4. What then is this dialectics, knowledge of which must be added to mathematics? It is a science which makes us capable of reasoning about each thing, to say what it is, in what it differs from the others, in what it resembles them, where it is, whether it be one of the beings, to determine how many veritable beings there are, and which are the objects that contain nonentity instead of veritable essence. This science treats also of good and evil; of everything that is subordinated to (being), the Good, and to its contrary; of the nature of what is eternal, and transitory. It treats of each matter scientifically, and not according to mere opinion. Instead of wandering around the sense-world, it establishes itself in the intelligible world; it concentrates its whole attention on this world, and after having saved our soul from deceit, dialectics "pastures our soul in the meadow of truth," (as thought Plato  , Fedro  ). Then it makes use of the Platonic method of division to discern ideas, to define each object, to rise to the several kinds of essences (as thought Plato  , Politico); then, by thought concatenating all that is thence derived, dialectics continues its deductions until it has gone through the whole domain of the intelligible. Then, by reversing, dialectics returns to the very Principle from which first it had started out (Eneada-V-1). Resting there, because it is only in the intelligible world that it can find rest, no longer needing to busy itself with a multitude of objects, because it has arrived at unity, dialectics considers its logic, which treats of propositions and arguments. This logic is an art subordinate to dialectics just as writing is subordinate to thought. In logic, dialectics recognizes some principles as necessary, and others as constituting preparatory exercises. Then, along with everything else, subjecting these principles to its criticism, it declares some of them useful, and others superfluous, or merely technical.

Taylor

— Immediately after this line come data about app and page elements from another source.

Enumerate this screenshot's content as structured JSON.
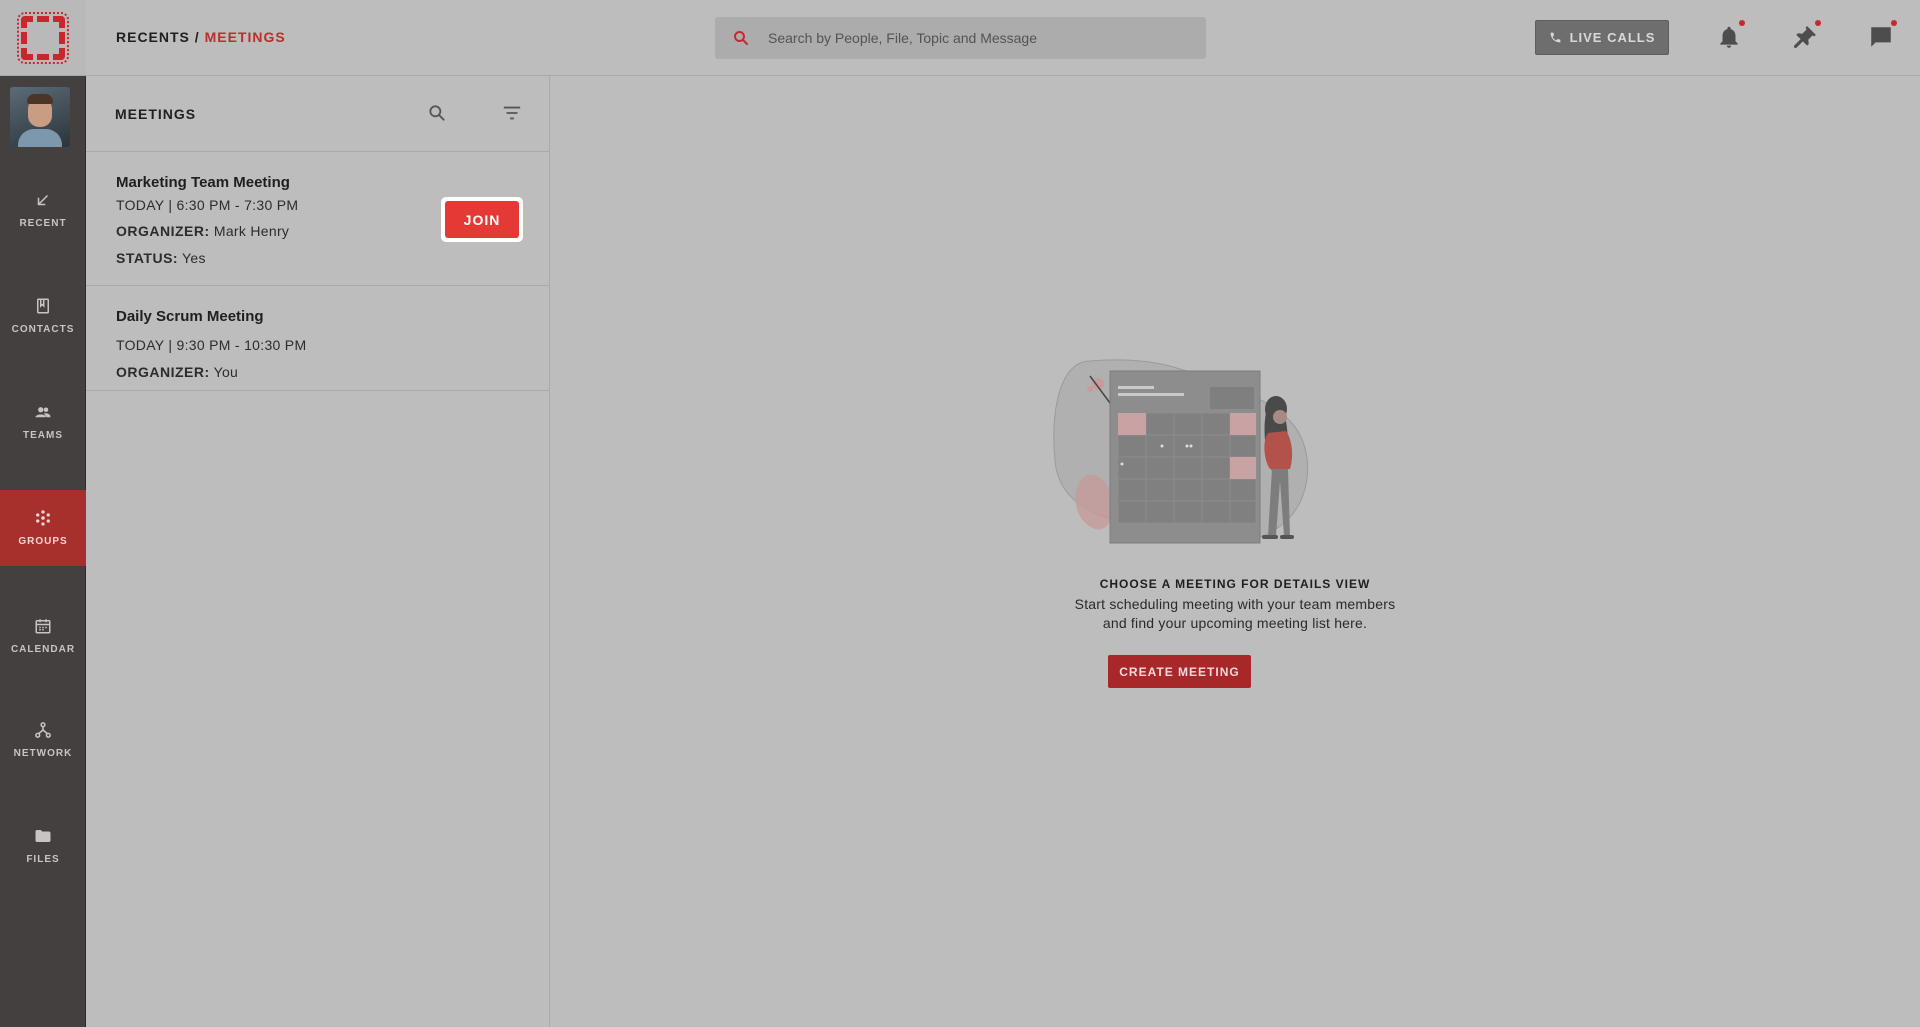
{
  "colors": {
    "accent": "#b8302c",
    "join": "#e53935",
    "rail": "#454040",
    "rail_active": "#a8302c",
    "overlay": "#bdbdbd"
  },
  "breadcrumb": {
    "root": "RECENTS",
    "separator": " / ",
    "current": "MEETINGS"
  },
  "search": {
    "placeholder": "Search by People, File, Topic and Message",
    "icon": "search-icon"
  },
  "header": {
    "live_calls_label": "LIVE CALLS",
    "icons": [
      "notifications-bell-icon",
      "pin-icon",
      "chat-icon"
    ]
  },
  "nav": {
    "items": [
      {
        "label": "RECENT",
        "icon": "arrow-down-left-icon",
        "active": false
      },
      {
        "label": "CONTACTS",
        "icon": "contact-book-icon",
        "active": false
      },
      {
        "label": "TEAMS",
        "icon": "team-icon",
        "active": false
      },
      {
        "label": "GROUPS",
        "icon": "groups-icon",
        "active": true
      },
      {
        "label": "CALENDAR",
        "icon": "calendar-icon",
        "active": false
      },
      {
        "label": "NETWORK",
        "icon": "network-icon",
        "active": false
      },
      {
        "label": "FILES",
        "icon": "folder-icon",
        "active": false
      }
    ]
  },
  "panel": {
    "title": "MEETINGS",
    "meetings": [
      {
        "title": "Marketing Team Meeting",
        "time": "TODAY | 6:30 PM - 7:30 PM",
        "organizer_label": "ORGANIZER:",
        "organizer": "Mark Henry",
        "status_label": "STATUS:",
        "status": "Yes",
        "join_label": "JOIN"
      },
      {
        "title": "Daily Scrum Meeting",
        "time": "TODAY | 9:30 PM - 10:30 PM",
        "organizer_label": "ORGANIZER:",
        "organizer": "You"
      }
    ]
  },
  "empty_state": {
    "title": "CHOOSE A MEETING FOR DETAILS VIEW",
    "line1": "Start scheduling meeting with your team members",
    "line2": "and find your upcoming meeting list here.",
    "button": "CREATE MEETING"
  }
}
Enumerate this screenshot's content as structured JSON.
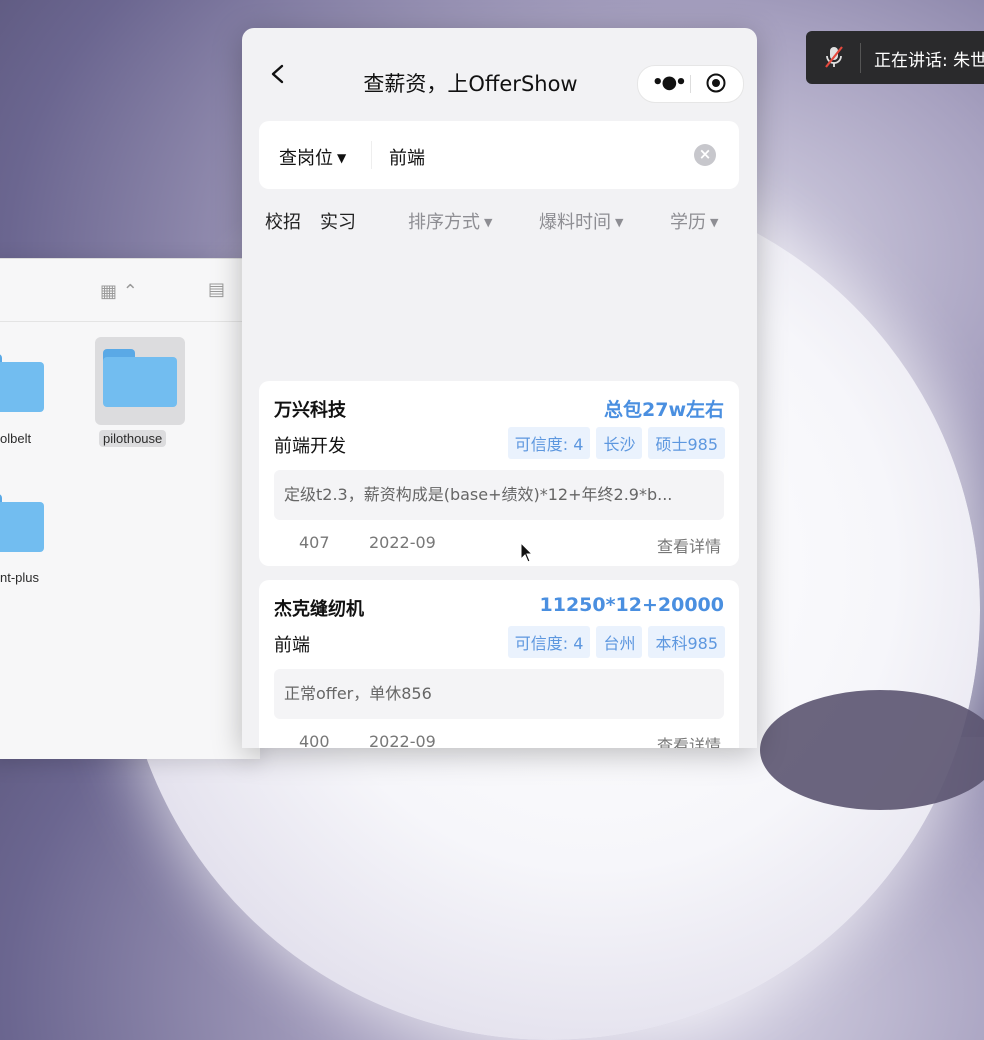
{
  "speaking": {
    "text": "正在讲话: 朱世"
  },
  "finder": {
    "folders": [
      {
        "label": "olbelt"
      },
      {
        "label": "pilothouse"
      },
      {
        "label": "nt-plus"
      }
    ]
  },
  "miniapp": {
    "title": "查薪资，上OfferShow",
    "search": {
      "type_label": "查岗位",
      "value": "前端"
    },
    "filters": {
      "campus": "校招",
      "intern": "实习",
      "sort": "排序方式",
      "time": "爆料时间",
      "education": "学历"
    },
    "cards": [
      {
        "company": "万兴科技",
        "salary": "总包27w左右",
        "position": "前端开发",
        "tags": [
          "可信度: 4",
          "长沙",
          "硕士985"
        ],
        "description": "定级t2.3，薪资构成是(base+绩效)*12+年终2.9*b...",
        "views": "407",
        "date": "2022-09",
        "detail_label": "查看详情"
      },
      {
        "company": "杰克缝纫机",
        "salary": "11250*12+20000",
        "position": "前端",
        "tags": [
          "可信度: 4",
          "台州",
          "本科985"
        ],
        "description": "正常offer，单休856",
        "views": "400",
        "date": "2022-09",
        "detail_label": "查看详情"
      }
    ]
  },
  "colors": {
    "accent": "#4a8fe0",
    "tag_bg": "#eaf2fd",
    "tag_text": "#5d97df"
  }
}
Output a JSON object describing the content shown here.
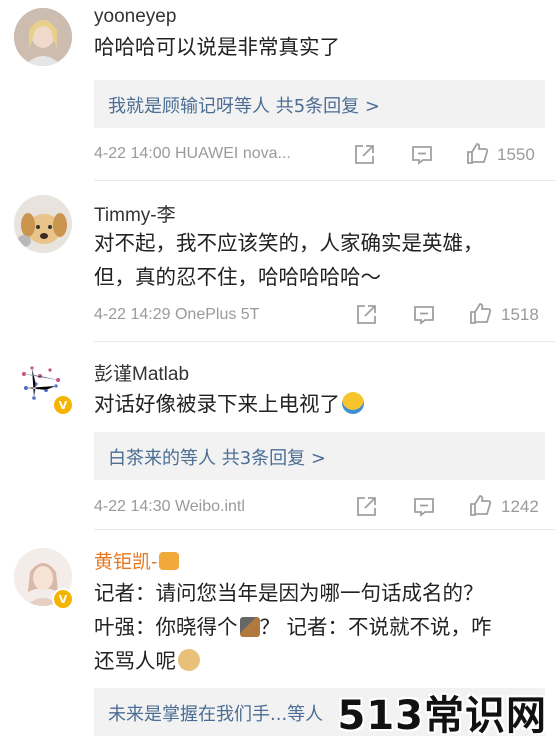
{
  "comments": [
    {
      "username": "yooneyep",
      "text_lines": [
        "哈哈哈可以说是非常真实了"
      ],
      "reply_summary": "我就是顾输记呀等人  共5条回复 >",
      "time": "4-22 14:00",
      "device": "HUAWEI nova...",
      "likes": "1550"
    },
    {
      "username": "Timmy-李",
      "text_lines": [
        "对不起，我不应该笑的，人家确实是英雄，",
        "但，真的忍不住，哈哈哈哈哈～"
      ],
      "time": "4-22 14:29",
      "device": "OnePlus 5T",
      "likes": "1518"
    },
    {
      "username": "彭谨Matlab",
      "text_lines": [
        "对话好像被录下来上电视了"
      ],
      "reply_summary": "白茶来的等人  共3条回复 >",
      "time": "4-22 14:30",
      "device": "Weibo.intl",
      "likes": "1242"
    },
    {
      "username": "黄钜凯-",
      "text_lines": [
        "记者：请问您当年是因为哪一句话成名的？",
        "叶强：你晓得个",
        "？  记者：不说就不说，咋",
        "还骂人呢"
      ],
      "reply_summary": "未来是掌握在我们手...等人"
    }
  ],
  "watermark": "513常识网",
  "colors": {
    "link": "#4c6d94",
    "meta": "#9a9a9a",
    "reply_bg": "#f2f2f2",
    "vip_name": "#e8761f",
    "verified_badge": "#f5b400"
  },
  "icons": [
    "avatar",
    "share-icon",
    "comment-icon",
    "like-icon",
    "verified-badge-icon",
    "laughing-crying-emoji",
    "hammer-emoji",
    "doge-emoji",
    "crown-emoji"
  ]
}
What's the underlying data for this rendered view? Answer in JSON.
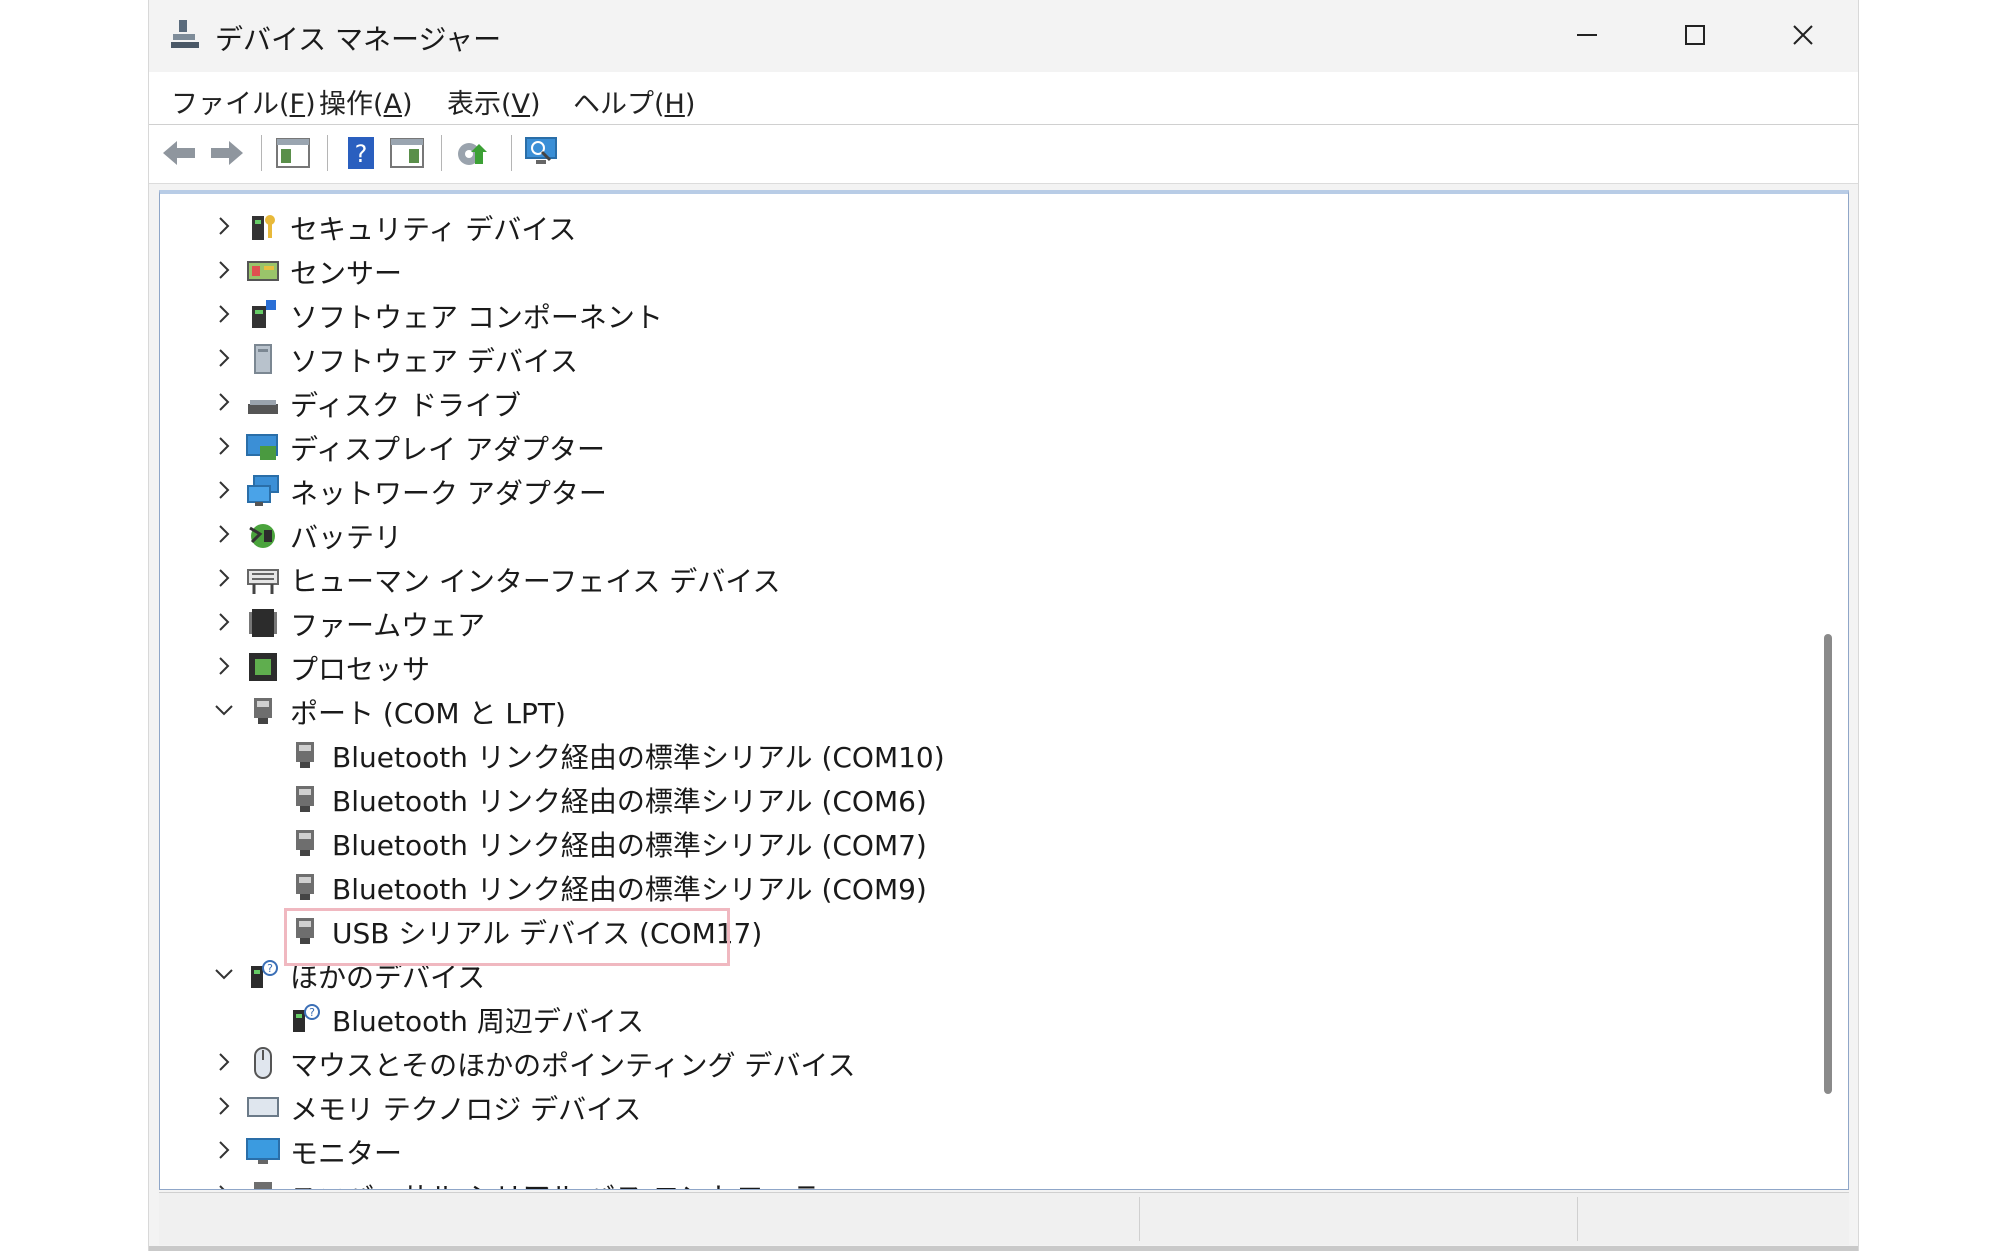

IV. What, then, is the dialectic which ought to be delivered in addition to the former particulars ? It is, indeed, a habit enabling its possessor to reason about every thing, to know what each thing is, and in what it differs from other things, what the common something is which it participates, where each of these subsists, if a thing is, what it is, what the number is of beings, and again of non-beings [which are not nothing] but different from beings. This, also, discusses the good, and that which is not good; such things as are under the good, and such as are under the contrary to it; and what that is which is eternal, and that which is not a thing of this kind. All these likewise it discusses scientifically, and not from opmion. Resting, also, from the wandering about a sensible nature, it establishes itself in the intelligible world, and there has its employment, dismissing falsehood, and nourishing the soul in what is called the plain of truth, employing for this purpose the division of Plato  , and also for the separation of forms. It likewise employs this division for the purpose of defining what a thing is, and in order to obtain a knowledge of the first genera of things, intellectually connecting that which results from these, till it has proceeded through the whole of an intelligible nature; and again, by an analytic process it arrives at that to which it had proceeded from the first. Then, however, it becomes quiescent, because so far as it arrives thither it is at rest, and being no longer busily employed, but, becoming one, it surveys what is called logic, which is occupied about propositions and syllogisms, — just as if giving to another art, the knowledge of writing; some of which it considers as necessary, and prior to art. But it forms a judgment of these, as well as of other things, and thinks that some of them are useful, hut others superfluous, and pertaining to the method by which these are discussed.